> [TASK DESCRIPTION]
Nothing but a number is wanted: the count of lines in the records below that include "screenshot".

> [INFORMATION PROVIDED]
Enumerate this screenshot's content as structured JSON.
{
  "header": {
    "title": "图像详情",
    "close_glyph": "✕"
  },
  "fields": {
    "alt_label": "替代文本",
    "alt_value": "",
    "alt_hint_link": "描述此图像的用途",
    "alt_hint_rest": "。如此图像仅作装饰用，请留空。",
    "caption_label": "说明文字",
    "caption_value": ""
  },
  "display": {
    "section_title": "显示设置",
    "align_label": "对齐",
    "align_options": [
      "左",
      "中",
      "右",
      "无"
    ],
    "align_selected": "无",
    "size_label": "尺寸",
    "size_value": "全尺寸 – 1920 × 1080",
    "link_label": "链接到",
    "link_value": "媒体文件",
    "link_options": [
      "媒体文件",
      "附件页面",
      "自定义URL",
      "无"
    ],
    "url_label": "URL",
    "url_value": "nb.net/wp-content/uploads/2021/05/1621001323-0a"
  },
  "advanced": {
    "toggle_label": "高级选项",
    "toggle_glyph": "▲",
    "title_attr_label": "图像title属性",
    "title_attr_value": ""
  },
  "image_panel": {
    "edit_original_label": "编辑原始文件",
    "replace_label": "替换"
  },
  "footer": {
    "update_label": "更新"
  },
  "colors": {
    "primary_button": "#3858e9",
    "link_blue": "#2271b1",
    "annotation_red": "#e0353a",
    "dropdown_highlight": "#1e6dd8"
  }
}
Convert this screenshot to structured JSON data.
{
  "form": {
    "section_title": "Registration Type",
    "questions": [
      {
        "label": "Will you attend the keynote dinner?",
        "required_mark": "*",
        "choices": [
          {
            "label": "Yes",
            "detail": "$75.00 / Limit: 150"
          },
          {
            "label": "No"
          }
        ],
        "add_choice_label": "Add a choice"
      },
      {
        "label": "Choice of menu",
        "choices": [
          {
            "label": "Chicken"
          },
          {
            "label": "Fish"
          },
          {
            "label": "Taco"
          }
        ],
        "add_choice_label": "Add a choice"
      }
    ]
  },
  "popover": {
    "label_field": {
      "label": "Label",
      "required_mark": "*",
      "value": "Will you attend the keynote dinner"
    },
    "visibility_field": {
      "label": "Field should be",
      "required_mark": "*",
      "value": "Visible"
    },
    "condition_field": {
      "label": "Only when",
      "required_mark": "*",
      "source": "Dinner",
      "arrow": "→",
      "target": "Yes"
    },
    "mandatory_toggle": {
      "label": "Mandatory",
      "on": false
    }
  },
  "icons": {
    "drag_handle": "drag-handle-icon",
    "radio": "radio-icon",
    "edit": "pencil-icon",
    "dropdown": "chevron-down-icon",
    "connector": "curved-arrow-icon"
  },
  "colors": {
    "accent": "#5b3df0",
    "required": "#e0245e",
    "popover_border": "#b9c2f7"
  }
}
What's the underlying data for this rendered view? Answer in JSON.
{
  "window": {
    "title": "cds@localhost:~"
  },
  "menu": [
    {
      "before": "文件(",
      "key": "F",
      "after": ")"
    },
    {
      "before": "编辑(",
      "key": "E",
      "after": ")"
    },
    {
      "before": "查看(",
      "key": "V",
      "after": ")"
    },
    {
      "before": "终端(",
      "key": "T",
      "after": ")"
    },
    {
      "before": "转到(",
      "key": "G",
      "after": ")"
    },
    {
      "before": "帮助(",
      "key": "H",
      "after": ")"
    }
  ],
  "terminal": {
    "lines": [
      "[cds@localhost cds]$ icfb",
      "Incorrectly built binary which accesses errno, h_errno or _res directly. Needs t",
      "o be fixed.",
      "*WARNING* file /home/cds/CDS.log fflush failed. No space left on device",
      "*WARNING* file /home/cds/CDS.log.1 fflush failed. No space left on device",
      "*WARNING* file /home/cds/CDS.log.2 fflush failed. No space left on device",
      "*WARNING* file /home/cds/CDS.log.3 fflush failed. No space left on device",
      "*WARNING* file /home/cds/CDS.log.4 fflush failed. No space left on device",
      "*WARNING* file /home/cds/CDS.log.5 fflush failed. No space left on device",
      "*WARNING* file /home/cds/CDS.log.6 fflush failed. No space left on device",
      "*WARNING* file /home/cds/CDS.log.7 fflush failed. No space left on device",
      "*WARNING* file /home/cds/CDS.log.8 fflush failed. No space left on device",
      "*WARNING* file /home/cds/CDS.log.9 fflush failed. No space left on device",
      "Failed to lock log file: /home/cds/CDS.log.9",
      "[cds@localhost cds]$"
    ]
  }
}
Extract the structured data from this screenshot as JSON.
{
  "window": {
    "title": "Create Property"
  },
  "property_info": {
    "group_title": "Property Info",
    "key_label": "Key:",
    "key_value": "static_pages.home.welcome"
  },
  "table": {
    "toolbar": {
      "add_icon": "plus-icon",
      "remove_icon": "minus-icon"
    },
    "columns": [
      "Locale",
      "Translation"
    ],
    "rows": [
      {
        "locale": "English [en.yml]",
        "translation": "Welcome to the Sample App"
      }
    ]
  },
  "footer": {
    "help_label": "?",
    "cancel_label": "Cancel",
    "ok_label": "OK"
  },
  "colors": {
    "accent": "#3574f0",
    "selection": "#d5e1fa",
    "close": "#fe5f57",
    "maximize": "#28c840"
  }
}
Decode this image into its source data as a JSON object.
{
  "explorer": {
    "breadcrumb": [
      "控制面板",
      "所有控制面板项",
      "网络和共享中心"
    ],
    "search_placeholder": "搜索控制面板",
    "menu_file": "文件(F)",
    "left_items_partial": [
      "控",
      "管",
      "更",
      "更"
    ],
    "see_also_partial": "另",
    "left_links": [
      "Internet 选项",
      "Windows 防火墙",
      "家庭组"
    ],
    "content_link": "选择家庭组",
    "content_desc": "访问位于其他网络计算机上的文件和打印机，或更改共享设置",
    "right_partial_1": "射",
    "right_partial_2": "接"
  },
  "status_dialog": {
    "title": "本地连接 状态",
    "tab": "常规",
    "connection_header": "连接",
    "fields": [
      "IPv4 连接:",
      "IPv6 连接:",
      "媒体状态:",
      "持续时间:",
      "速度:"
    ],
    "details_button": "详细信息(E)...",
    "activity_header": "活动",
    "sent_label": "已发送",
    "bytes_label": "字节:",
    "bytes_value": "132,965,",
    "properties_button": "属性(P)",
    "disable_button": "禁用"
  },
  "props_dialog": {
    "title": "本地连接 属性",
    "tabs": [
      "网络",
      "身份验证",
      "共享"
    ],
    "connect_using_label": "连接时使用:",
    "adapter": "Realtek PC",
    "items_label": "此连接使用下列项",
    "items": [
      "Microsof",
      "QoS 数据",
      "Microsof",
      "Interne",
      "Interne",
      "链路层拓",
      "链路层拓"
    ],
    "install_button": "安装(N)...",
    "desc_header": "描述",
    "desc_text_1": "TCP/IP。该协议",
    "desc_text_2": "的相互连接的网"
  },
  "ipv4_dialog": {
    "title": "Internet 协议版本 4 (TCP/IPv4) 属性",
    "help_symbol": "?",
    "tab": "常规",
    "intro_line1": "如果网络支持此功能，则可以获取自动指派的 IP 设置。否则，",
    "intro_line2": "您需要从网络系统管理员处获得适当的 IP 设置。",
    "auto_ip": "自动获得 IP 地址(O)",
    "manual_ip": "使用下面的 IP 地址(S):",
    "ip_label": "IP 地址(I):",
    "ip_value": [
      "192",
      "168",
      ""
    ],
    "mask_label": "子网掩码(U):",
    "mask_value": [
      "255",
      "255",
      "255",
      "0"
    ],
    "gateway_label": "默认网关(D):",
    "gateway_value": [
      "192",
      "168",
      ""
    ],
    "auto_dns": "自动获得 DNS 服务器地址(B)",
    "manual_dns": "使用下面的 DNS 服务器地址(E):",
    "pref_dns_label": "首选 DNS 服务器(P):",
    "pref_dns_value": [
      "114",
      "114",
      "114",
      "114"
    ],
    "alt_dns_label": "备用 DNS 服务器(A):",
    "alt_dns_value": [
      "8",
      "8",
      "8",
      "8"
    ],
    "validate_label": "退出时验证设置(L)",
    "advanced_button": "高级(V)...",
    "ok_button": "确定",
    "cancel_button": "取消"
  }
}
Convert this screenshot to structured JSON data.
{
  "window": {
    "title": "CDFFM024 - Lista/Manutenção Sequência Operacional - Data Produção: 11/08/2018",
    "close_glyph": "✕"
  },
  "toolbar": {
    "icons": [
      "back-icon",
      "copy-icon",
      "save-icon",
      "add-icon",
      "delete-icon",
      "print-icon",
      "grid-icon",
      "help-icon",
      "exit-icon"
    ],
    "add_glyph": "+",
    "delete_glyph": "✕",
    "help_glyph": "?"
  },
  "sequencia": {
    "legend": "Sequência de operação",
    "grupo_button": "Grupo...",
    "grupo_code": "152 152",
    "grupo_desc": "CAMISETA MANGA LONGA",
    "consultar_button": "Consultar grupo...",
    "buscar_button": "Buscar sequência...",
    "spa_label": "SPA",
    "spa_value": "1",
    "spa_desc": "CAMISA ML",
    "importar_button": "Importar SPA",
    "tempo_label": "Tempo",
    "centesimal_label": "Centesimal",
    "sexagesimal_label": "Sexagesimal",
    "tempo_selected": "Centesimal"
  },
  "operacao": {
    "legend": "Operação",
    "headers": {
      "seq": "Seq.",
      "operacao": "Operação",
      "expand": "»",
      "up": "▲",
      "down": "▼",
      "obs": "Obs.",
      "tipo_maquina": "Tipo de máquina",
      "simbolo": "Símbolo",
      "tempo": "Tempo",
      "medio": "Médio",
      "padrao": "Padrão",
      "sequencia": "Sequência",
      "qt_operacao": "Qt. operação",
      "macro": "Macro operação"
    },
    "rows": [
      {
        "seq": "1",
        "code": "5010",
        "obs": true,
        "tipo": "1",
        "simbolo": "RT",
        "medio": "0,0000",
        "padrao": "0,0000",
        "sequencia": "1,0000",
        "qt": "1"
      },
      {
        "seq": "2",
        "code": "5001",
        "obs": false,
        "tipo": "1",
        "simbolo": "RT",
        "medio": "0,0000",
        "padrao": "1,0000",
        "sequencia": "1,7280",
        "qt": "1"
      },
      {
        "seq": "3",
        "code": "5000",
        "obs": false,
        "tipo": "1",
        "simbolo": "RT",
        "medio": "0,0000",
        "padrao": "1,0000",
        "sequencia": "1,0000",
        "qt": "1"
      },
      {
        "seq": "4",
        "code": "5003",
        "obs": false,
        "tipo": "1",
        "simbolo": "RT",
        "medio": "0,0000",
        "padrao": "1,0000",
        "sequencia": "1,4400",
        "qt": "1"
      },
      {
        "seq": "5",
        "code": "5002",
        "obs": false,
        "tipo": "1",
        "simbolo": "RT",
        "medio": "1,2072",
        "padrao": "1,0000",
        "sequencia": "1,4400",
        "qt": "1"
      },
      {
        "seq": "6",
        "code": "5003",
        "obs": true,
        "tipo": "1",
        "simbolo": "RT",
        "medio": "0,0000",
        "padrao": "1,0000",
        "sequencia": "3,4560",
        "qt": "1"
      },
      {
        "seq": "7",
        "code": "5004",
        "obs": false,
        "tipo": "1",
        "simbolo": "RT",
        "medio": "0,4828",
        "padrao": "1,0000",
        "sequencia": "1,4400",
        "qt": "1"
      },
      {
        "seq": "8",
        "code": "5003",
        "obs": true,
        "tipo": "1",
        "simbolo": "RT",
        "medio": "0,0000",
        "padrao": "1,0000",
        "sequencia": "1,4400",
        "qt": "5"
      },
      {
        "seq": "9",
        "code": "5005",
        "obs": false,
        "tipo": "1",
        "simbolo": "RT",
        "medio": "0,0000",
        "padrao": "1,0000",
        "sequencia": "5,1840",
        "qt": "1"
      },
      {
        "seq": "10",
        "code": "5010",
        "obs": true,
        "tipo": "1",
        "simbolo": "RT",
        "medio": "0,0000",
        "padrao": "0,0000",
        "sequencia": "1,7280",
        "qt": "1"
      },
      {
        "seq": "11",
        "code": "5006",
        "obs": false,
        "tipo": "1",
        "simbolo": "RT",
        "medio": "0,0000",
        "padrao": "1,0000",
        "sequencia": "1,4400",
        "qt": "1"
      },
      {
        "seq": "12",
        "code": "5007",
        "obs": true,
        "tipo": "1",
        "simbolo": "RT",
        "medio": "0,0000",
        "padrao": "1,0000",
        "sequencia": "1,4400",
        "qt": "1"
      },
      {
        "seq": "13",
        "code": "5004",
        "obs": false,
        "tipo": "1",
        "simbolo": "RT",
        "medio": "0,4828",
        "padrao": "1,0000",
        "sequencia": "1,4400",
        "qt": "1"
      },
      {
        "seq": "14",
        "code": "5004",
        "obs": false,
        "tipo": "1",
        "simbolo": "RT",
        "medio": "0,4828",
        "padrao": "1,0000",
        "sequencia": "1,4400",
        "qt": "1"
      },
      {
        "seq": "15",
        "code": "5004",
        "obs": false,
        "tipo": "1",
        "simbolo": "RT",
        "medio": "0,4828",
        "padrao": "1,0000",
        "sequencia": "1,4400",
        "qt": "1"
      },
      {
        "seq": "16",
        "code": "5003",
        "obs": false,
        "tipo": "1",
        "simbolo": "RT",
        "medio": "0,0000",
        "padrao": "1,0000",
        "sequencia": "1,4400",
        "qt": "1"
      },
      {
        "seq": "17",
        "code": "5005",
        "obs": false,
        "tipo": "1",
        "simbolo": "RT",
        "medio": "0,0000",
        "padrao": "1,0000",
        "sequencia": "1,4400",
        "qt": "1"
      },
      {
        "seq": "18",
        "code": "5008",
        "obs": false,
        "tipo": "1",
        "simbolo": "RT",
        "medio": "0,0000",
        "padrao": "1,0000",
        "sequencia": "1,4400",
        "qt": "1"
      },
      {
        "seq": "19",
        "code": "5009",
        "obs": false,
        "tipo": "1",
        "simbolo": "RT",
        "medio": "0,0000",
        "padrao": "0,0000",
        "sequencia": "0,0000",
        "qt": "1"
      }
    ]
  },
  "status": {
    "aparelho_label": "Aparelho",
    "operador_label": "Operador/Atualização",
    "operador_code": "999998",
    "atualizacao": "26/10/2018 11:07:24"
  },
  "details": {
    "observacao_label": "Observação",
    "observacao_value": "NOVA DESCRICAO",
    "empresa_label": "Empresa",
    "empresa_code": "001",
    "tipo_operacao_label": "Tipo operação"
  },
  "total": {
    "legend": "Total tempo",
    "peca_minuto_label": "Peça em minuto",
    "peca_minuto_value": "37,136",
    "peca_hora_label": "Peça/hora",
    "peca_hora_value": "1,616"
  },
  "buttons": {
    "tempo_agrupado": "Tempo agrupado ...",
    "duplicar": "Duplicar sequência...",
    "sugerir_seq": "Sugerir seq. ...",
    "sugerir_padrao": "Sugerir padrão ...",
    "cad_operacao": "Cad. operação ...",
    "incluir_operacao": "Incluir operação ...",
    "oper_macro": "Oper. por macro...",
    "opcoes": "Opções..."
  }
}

> [RESULT OF THE EXERCISE]
4